- Problem -
Pictures are to be dropped. Everything else in the listing gets copied exactly.

- Supplied material -
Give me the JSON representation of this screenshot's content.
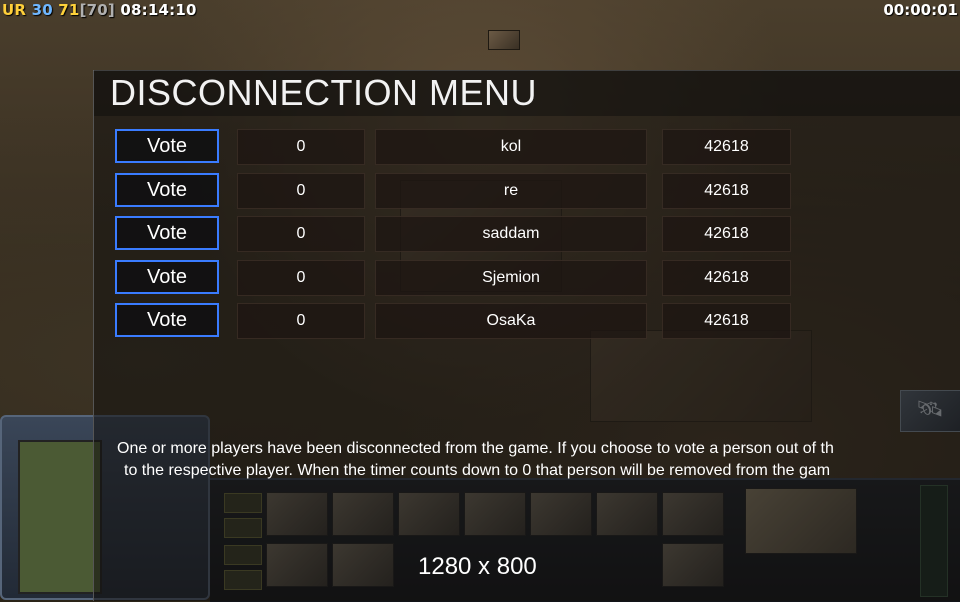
{
  "hud": {
    "faction": "UR",
    "stat_a": "30",
    "stat_b": "71",
    "stat_c": "[70]",
    "clock": "08:14:10",
    "timer": "00:00:01"
  },
  "menu": {
    "title": "DISCONNECTION MENU",
    "players": [
      {
        "vote_label": "Vote",
        "votes": "0",
        "name": "kol",
        "ping": "42618"
      },
      {
        "vote_label": "Vote",
        "votes": "0",
        "name": "re",
        "ping": "42618"
      },
      {
        "vote_label": "Vote",
        "votes": "0",
        "name": "saddam",
        "ping": "42618"
      },
      {
        "vote_label": "Vote",
        "votes": "0",
        "name": "Sjemion",
        "ping": "42618"
      },
      {
        "vote_label": "Vote",
        "votes": "0",
        "name": "OsaKa",
        "ping": "42618"
      }
    ],
    "info_line1": "One or more players have been disconnected from the game. If you choose to vote a person out of th",
    "info_line2": "to the respective player. When the timer counts down to 0 that person will be removed from the gam"
  },
  "overlay": {
    "resolution": "1280 x 800"
  },
  "colors": {
    "vote_border": "#3a7cff",
    "accent_yellow": "#ffd23a",
    "accent_blue": "#6fb7ff"
  },
  "icons": {
    "satellite": "satellite-icon"
  }
}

- The completed task -
Give me the JSON representation of this screenshot's content.
{
  "hud": {
    "faction": "UR",
    "stat_a": "30",
    "stat_b": "71",
    "stat_c": "[70]",
    "clock": "08:14:10",
    "timer": "00:00:01"
  },
  "menu": {
    "title": "DISCONNECTION MENU",
    "players": [
      {
        "vote_label": "Vote",
        "votes": "0",
        "name": "kol",
        "ping": "42618"
      },
      {
        "vote_label": "Vote",
        "votes": "0",
        "name": "re",
        "ping": "42618"
      },
      {
        "vote_label": "Vote",
        "votes": "0",
        "name": "saddam",
        "ping": "42618"
      },
      {
        "vote_label": "Vote",
        "votes": "0",
        "name": "Sjemion",
        "ping": "42618"
      },
      {
        "vote_label": "Vote",
        "votes": "0",
        "name": "OsaKa",
        "ping": "42618"
      }
    ],
    "info_line1": "One or more players have been disconnected from the game. If you choose to vote a person out of th",
    "info_line2": "to the respective player. When the timer counts down to 0 that person will be removed from the gam"
  },
  "overlay": {
    "resolution": "1280 x 800"
  },
  "colors": {
    "vote_border": "#3a7cff",
    "accent_yellow": "#ffd23a",
    "accent_blue": "#6fb7ff"
  },
  "icons": {
    "satellite": "satellite-icon"
  }
}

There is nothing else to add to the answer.